Could the response to these conditions have encouraged a diverse subsistence pattern integrating a variety of riverine, floodplain and upland resources? Is there evidence of a decentralized and mobile settlement pattern awaiting discovery, hidden just below the typical limit of effective archaeological visibility, (which is so often conditioned by small site size and sparse artifacts)? Will new data on archaeology and ancient environments fill the apparent information gap associated with the Medieval Warm Period in the Hudson Valley?
With these questions posed, time spent in careful investigation will tell.
Anderson, David G., David W. Stahle, and Malcolm Cleaveland
1995 Paleoclimate and the Potential Food Reserves of Mississippian Societies: A Case Study from the Savannah River Valley. American Antiquity 60:258-286.
Benson, Larry V., Timothy R. Pauketat, and Edward R. Cook
2009 Cahokia’s Boom and Bust in the Context of Climate Change. American Antiquity 74:467-483.
2008 The Great Warming: Climate Change and the Rise and Fall of Civilizations.

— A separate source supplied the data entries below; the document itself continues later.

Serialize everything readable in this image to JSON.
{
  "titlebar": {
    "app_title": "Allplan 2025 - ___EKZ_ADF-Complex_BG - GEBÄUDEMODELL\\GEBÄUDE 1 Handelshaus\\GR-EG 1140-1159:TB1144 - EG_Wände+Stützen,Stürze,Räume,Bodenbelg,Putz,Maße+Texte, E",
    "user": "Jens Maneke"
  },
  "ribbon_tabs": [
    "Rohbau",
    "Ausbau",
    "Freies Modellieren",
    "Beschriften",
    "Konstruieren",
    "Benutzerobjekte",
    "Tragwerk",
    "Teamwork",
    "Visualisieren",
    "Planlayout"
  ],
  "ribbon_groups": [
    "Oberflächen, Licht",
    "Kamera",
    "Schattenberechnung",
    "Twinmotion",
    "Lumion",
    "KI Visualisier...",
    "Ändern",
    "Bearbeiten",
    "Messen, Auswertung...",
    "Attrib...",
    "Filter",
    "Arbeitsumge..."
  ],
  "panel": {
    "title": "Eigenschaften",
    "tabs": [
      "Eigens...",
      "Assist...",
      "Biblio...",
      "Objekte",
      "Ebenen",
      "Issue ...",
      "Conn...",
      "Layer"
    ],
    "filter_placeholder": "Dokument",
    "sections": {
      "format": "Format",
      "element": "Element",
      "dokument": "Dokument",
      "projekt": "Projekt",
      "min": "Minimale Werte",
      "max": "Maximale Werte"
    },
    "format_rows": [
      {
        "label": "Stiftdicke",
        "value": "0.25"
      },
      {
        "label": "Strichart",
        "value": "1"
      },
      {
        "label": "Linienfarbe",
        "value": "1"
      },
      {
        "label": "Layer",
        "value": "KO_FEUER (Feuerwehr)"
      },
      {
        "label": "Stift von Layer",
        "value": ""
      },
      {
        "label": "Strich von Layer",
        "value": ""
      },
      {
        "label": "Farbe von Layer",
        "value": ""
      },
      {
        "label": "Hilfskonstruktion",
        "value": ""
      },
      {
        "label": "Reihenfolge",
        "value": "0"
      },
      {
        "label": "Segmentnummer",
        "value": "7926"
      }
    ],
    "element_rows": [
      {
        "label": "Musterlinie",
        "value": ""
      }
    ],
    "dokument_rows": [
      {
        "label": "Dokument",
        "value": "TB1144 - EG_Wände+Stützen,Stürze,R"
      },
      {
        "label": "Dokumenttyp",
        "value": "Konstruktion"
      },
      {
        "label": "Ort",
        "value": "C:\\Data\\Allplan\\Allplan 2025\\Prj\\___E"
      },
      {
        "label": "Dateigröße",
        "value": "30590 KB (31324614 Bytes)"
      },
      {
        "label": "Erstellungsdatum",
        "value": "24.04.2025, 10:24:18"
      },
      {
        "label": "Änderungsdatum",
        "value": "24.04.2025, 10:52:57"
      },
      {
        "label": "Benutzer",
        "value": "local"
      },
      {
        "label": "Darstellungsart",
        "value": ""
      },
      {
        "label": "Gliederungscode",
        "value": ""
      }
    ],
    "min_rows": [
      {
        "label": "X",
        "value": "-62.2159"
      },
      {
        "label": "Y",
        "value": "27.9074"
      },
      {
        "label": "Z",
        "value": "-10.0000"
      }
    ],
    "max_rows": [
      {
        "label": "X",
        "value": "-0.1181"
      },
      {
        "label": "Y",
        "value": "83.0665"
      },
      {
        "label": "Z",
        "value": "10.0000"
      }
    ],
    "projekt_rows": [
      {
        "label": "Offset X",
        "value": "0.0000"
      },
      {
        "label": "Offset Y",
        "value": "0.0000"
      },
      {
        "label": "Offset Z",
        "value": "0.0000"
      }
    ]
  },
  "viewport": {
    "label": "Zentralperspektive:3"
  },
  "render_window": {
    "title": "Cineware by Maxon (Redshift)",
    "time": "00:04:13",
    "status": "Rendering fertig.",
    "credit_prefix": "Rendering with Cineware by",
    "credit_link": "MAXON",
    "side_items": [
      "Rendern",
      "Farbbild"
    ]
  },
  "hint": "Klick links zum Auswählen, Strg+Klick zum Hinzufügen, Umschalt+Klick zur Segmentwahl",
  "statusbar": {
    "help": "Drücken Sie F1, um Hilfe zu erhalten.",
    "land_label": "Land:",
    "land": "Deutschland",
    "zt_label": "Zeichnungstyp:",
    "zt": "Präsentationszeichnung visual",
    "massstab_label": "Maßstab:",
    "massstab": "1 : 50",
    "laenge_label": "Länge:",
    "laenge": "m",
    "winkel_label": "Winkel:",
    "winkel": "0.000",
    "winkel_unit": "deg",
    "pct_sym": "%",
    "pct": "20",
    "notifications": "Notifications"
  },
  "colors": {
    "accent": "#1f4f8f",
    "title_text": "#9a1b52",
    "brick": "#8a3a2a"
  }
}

Bloomsbury Press, New York.
Funk, Robert E.
1976 Recent Contributions to Hudson Valley Prehistory. New York Sate Museum Memoir 22, Albany.
2004 Mohican/Algonquian Settlement Patterns: An Archaeological Perspective. In The Continuance – An Algonquian Peoples Seminar. New York State Museum Bulletin 501, Albany.
Pederson, Dee Cabaniss, Dorothy M. Peteet, Dorothy Kurdyla, and Tom Guilderson
2005 Medieval Warming, Little Ice Age, and European Impact on the Environment During the last Millennium in the Lower Hudson Valley, New York. Quaternary Research 63(2):238-249.
1997 Summary Geoarchaeological Observations at the Goldkrest Site, CNG TL-470, East Greenbush, New York. In Stage III Archaeological Investigations: The Goldkrest Site, CNG TL-470, East Greenbush, New York, Appendix 7. Archeological Research Specialists, Meriden, Connecticut.
White, Ian Robert and Donald T. Rodbell
n.d. A ~ 1000 Year Record of Sedimentation in Collins Lake as Evidence of Local Storminess and Flooding on the Mohawk River (New York). http://minerva.union.edu/garverj/mohawk. Consulted on April 14, 2010.